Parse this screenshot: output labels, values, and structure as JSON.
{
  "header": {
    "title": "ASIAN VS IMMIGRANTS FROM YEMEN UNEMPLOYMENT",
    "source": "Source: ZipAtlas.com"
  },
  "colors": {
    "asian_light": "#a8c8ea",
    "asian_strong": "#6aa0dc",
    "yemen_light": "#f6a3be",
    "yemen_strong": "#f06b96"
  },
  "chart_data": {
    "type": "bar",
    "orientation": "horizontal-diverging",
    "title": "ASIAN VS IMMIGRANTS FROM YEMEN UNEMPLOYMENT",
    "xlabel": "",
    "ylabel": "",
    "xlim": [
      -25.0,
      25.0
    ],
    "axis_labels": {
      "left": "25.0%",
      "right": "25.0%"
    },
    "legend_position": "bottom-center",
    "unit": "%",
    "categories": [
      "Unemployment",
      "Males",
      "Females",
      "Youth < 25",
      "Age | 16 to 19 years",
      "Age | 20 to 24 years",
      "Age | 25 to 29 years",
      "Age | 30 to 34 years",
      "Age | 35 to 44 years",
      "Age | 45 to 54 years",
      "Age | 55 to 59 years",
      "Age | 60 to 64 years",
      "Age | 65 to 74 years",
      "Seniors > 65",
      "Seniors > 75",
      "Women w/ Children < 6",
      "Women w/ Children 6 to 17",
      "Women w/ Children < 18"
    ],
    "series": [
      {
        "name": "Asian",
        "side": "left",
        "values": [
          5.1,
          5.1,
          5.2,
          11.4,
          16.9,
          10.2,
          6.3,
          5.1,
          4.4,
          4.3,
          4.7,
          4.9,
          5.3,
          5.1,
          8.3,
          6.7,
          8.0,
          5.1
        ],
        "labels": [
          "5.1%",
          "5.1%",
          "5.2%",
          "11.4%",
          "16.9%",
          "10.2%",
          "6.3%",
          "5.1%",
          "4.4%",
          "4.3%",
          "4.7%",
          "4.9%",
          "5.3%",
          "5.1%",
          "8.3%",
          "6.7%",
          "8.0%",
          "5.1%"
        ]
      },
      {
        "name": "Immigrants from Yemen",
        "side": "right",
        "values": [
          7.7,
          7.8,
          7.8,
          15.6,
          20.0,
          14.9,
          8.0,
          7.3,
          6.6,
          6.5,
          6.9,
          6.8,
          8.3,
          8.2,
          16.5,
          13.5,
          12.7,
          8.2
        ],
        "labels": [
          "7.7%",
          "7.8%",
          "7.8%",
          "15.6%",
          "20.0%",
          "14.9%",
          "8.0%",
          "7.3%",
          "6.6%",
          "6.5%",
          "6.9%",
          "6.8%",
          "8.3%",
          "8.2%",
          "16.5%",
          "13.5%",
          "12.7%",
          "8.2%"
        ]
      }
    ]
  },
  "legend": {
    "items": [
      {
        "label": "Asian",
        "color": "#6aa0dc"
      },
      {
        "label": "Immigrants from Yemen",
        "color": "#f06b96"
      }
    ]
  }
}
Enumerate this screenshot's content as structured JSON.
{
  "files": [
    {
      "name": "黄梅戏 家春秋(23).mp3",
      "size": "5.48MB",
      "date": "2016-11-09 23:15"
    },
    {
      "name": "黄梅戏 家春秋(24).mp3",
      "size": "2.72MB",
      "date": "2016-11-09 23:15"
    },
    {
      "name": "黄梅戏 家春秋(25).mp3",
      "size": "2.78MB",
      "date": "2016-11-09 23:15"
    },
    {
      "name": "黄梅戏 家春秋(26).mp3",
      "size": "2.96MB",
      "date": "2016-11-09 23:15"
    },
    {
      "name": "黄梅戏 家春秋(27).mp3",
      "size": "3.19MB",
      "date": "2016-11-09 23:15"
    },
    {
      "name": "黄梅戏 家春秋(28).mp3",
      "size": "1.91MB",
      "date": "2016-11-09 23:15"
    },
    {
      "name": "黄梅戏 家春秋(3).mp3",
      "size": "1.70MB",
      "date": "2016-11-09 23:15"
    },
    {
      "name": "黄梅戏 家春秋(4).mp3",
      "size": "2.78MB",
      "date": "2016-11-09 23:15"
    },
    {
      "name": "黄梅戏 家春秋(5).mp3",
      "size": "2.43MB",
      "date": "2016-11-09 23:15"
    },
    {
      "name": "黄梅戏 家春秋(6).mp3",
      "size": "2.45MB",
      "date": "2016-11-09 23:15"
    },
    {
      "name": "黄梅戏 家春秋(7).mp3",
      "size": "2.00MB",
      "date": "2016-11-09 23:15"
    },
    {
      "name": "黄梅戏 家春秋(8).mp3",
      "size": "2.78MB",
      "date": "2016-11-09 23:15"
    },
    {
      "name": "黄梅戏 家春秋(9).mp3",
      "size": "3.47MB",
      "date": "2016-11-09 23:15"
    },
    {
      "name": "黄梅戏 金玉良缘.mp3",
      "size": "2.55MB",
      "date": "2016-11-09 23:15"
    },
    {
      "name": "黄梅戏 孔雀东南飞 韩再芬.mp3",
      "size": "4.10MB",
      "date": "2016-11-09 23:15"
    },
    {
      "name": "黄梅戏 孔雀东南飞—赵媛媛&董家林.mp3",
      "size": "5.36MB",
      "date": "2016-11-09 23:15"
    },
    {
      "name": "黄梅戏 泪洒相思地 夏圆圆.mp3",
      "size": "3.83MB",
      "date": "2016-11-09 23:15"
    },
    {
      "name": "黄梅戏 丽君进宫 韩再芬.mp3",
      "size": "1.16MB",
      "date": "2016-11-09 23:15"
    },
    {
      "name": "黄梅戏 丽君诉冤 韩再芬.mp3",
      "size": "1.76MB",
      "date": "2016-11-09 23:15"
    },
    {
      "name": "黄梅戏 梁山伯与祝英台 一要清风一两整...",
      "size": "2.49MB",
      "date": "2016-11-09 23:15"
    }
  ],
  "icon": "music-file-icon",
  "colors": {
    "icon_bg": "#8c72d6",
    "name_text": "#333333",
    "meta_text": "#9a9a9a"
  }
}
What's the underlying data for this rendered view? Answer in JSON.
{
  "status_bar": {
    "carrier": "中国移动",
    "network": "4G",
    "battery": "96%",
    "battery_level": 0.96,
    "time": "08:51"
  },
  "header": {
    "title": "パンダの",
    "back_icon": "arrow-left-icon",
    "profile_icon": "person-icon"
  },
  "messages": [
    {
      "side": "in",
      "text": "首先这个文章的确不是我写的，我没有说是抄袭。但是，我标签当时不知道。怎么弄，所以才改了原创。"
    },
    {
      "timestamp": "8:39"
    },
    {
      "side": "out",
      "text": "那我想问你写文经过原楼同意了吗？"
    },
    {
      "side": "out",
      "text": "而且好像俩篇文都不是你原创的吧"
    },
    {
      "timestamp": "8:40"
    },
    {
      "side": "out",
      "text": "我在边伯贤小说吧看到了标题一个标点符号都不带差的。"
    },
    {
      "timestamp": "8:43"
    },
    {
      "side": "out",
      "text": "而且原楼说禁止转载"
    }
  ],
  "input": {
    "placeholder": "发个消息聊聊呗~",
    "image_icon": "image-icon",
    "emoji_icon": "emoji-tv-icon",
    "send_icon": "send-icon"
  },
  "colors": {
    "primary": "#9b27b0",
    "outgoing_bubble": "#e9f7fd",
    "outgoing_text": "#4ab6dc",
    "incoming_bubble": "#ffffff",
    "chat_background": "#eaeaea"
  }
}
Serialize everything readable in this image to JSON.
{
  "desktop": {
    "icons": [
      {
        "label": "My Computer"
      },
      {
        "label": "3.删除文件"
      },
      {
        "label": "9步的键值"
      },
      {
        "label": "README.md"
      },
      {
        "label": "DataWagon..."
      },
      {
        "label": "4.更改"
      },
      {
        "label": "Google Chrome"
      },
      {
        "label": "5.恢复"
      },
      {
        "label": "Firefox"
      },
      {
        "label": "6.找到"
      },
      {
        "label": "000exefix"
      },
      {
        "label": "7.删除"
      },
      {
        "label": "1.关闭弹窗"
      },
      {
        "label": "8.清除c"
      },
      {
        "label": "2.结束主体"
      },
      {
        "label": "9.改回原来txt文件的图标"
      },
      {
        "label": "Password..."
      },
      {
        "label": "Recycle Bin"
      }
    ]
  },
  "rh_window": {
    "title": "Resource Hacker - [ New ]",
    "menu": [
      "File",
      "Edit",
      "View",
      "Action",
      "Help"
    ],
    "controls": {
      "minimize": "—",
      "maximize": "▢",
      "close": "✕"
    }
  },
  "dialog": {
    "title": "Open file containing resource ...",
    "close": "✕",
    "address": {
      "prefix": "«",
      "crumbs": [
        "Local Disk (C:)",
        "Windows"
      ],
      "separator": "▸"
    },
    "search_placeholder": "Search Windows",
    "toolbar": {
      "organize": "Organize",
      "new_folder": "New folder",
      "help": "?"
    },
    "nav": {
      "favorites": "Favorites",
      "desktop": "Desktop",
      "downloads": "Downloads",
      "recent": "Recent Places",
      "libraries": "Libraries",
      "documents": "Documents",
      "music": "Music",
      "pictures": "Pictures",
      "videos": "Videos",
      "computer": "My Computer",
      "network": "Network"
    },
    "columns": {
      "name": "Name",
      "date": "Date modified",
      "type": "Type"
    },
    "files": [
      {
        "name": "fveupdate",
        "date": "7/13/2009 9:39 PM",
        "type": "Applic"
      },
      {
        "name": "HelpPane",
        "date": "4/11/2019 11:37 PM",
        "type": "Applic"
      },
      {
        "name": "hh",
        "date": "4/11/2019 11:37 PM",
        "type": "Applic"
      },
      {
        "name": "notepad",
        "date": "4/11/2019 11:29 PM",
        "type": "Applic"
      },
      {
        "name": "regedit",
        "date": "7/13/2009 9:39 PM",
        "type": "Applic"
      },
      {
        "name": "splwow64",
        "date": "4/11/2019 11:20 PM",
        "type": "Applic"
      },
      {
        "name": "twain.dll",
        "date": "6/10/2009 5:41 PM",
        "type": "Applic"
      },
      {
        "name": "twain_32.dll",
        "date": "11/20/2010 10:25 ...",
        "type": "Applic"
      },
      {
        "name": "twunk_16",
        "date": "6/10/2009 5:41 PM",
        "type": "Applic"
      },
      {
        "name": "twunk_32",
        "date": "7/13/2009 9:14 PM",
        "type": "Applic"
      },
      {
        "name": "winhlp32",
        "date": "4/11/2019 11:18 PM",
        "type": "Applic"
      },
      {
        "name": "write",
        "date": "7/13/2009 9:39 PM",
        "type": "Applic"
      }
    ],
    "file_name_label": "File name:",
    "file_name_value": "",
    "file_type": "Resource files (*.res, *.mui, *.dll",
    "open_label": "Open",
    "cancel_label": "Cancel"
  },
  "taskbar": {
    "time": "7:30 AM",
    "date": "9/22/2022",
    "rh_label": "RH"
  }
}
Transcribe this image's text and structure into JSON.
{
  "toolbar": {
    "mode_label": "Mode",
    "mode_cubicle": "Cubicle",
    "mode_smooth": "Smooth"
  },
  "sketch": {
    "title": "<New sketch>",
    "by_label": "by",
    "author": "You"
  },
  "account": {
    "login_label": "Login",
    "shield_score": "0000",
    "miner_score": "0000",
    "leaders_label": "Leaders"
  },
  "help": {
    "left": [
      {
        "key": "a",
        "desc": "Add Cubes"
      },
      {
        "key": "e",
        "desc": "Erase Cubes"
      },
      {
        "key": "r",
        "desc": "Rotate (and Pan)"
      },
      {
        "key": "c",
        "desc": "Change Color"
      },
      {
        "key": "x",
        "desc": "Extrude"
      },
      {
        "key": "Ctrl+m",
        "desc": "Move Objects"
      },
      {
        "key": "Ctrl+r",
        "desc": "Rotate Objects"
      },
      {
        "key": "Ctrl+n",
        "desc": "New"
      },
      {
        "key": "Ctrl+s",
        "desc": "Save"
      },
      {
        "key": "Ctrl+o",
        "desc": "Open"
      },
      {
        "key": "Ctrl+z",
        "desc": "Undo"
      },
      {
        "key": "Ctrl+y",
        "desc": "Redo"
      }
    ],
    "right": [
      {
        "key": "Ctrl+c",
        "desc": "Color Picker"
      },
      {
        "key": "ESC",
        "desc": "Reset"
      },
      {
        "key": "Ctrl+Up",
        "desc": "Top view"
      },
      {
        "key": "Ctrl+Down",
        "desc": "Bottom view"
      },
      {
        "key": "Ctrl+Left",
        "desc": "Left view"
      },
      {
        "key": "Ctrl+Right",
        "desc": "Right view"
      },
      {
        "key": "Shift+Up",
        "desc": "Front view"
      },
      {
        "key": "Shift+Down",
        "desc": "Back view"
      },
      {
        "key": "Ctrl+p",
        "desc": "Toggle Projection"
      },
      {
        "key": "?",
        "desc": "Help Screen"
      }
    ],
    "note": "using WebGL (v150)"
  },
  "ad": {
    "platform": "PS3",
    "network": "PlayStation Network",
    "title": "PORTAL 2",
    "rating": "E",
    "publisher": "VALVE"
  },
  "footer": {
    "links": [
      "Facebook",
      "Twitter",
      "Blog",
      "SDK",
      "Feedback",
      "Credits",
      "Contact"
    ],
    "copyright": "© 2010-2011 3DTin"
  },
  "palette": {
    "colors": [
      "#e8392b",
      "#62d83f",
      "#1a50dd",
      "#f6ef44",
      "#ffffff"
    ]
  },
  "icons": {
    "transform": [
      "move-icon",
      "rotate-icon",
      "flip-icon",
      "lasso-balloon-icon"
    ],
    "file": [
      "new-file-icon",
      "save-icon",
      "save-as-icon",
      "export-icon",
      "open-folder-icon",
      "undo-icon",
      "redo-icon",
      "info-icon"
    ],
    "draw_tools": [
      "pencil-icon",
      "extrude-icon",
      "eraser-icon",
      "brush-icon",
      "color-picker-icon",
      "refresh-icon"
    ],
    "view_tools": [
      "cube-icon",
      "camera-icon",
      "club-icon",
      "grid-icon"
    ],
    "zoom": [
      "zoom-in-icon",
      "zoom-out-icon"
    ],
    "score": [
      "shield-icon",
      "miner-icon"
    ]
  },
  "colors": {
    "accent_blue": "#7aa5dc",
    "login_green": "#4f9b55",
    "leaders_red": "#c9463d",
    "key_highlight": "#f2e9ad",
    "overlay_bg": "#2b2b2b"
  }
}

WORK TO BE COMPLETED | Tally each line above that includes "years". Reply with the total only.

PROBLEM SOLUTION | 9